What is required
A verbatim copy of the data is wanted, minus any picture in it.
----------------
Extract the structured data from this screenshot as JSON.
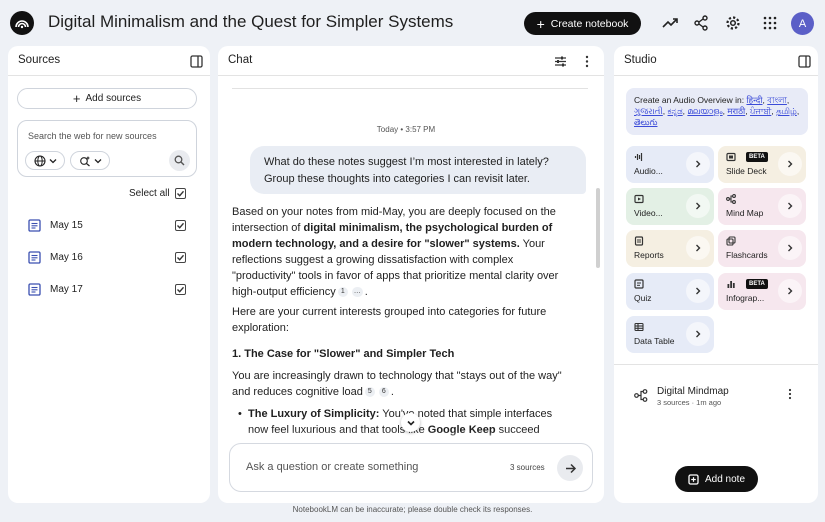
{
  "header": {
    "title": "Digital Minimalism and the Quest for Simpler Systems",
    "create_label": "Create notebook",
    "avatar_letter": "A"
  },
  "sources": {
    "title": "Sources",
    "add_label": "Add sources",
    "search_placeholder": "Search the web for new sources",
    "select_all_label": "Select all",
    "items": [
      {
        "label": "May 15",
        "checked": true
      },
      {
        "label": "May 16",
        "checked": true
      },
      {
        "label": "May 17",
        "checked": true
      }
    ]
  },
  "chat": {
    "title": "Chat",
    "timestamp": "Today • 3:57 PM",
    "user_message": "What do these notes suggest I’m most interested in lately? Group these thoughts into categories I can revisit later.",
    "response": {
      "p1_pre": "Based on your notes from mid-May, you are deeply focused on the intersection of ",
      "p1_bold": "digital minimalism, the psychological burden of modern technology, and a desire for \"slower\" systems.",
      "p1_post": " Your reflections suggest a growing dissatisfaction with complex \"productivity\" tools in favor of apps that prioritize mental clarity over high-output efficiency",
      "p1_cites": [
        "1",
        "…"
      ],
      "p2": "Here are your current interests grouped into categories for future exploration:",
      "h1": "1. The Case for \"Slower\" and Simpler Tech",
      "p3": "You are increasingly drawn to technology that \"stays out of the way\" and reduces cognitive load",
      "p3_cites": [
        "5",
        "6"
      ],
      "b1_bold": "The Luxury of Simplicity:",
      "b1_pre": " You've noted that simple interfaces now feel luxurious and that tools like ",
      "b1_bold2": "Google Keep",
      "b1_post": " succeed because they don't pressure users to be productive or make"
    },
    "input_placeholder": "Ask a question or create something",
    "source_count": "3 sources"
  },
  "studio": {
    "title": "Studio",
    "audio_prefix": "Create an Audio Overview in: ",
    "languages": [
      "हिन्दी",
      "বাংলা",
      "ગુજરાતી",
      "ಕನ್ನಡ",
      "മലയാളം",
      "मराठी",
      "ਪੰਜਾਬੀ",
      "தமிழ்",
      "తెలుగు"
    ],
    "tiles": [
      {
        "label": "Audio...",
        "beta": ""
      },
      {
        "label": "Slide Deck",
        "beta": "BETA"
      },
      {
        "label": "Video...",
        "beta": ""
      },
      {
        "label": "Mind Map",
        "beta": ""
      },
      {
        "label": "Reports",
        "beta": ""
      },
      {
        "label": "Flashcards",
        "beta": ""
      },
      {
        "label": "Quiz",
        "beta": ""
      },
      {
        "label": "Infograp...",
        "beta": "BETA"
      },
      {
        "label": "Data Table",
        "beta": ""
      }
    ],
    "note": {
      "title": "Digital Mindmap",
      "meta": "3 sources · 1m ago"
    },
    "add_note_label": "Add note"
  },
  "footer": "NotebookLM can be inaccurate; please double check its responses.",
  "colors": {
    "accent_dark": "#111111",
    "link_blue": "#3b4bd8",
    "avatar": "#5b5fc7"
  }
}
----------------
Solution to this task
Extract the structured data from this screenshot as JSON.
{
  "header": {
    "title": "Digital Minimalism and the Quest for Simpler Systems",
    "create_label": "Create notebook",
    "avatar_letter": "A"
  },
  "sources": {
    "title": "Sources",
    "add_label": "Add sources",
    "search_placeholder": "Search the web for new sources",
    "select_all_label": "Select all",
    "items": [
      {
        "label": "May 15",
        "checked": true
      },
      {
        "label": "May 16",
        "checked": true
      },
      {
        "label": "May 17",
        "checked": true
      }
    ]
  },
  "chat": {
    "title": "Chat",
    "timestamp": "Today • 3:57 PM",
    "user_message": "What do these notes suggest I’m most interested in lately? Group these thoughts into categories I can revisit later.",
    "response": {
      "p1_pre": "Based on your notes from mid-May, you are deeply focused on the intersection of ",
      "p1_bold": "digital minimalism, the psychological burden of modern technology, and a desire for \"slower\" systems.",
      "p1_post": " Your reflections suggest a growing dissatisfaction with complex \"productivity\" tools in favor of apps that prioritize mental clarity over high-output efficiency",
      "p1_cites": [
        "1",
        "…"
      ],
      "p2": "Here are your current interests grouped into categories for future exploration:",
      "h1": "1. The Case for \"Slower\" and Simpler Tech",
      "p3": "You are increasingly drawn to technology that \"stays out of the way\" and reduces cognitive load",
      "p3_cites": [
        "5",
        "6"
      ],
      "b1_bold": "The Luxury of Simplicity:",
      "b1_pre": " You've noted that simple interfaces now feel luxurious and that tools like ",
      "b1_bold2": "Google Keep",
      "b1_post": " succeed because they don't pressure users to be productive or make"
    },
    "input_placeholder": "Ask a question or create something",
    "source_count": "3 sources"
  },
  "studio": {
    "title": "Studio",
    "audio_prefix": "Create an Audio Overview in: ",
    "languages": [
      "हिन्दी",
      "বাংলা",
      "ગુજરાતી",
      "ಕನ್ನಡ",
      "മലയാളം",
      "मराठी",
      "ਪੰਜਾਬੀ",
      "தமிழ்",
      "తెలుగు"
    ],
    "tiles": [
      {
        "label": "Audio...",
        "beta": ""
      },
      {
        "label": "Slide Deck",
        "beta": "BETA"
      },
      {
        "label": "Video...",
        "beta": ""
      },
      {
        "label": "Mind Map",
        "beta": ""
      },
      {
        "label": "Reports",
        "beta": ""
      },
      {
        "label": "Flashcards",
        "beta": ""
      },
      {
        "label": "Quiz",
        "beta": ""
      },
      {
        "label": "Infograp...",
        "beta": "BETA"
      },
      {
        "label": "Data Table",
        "beta": ""
      }
    ],
    "note": {
      "title": "Digital Mindmap",
      "meta": "3 sources · 1m ago"
    },
    "add_note_label": "Add note"
  },
  "footer": "NotebookLM can be inaccurate; please double check its responses.",
  "colors": {
    "accent_dark": "#111111",
    "link_blue": "#3b4bd8",
    "avatar": "#5b5fc7"
  }
}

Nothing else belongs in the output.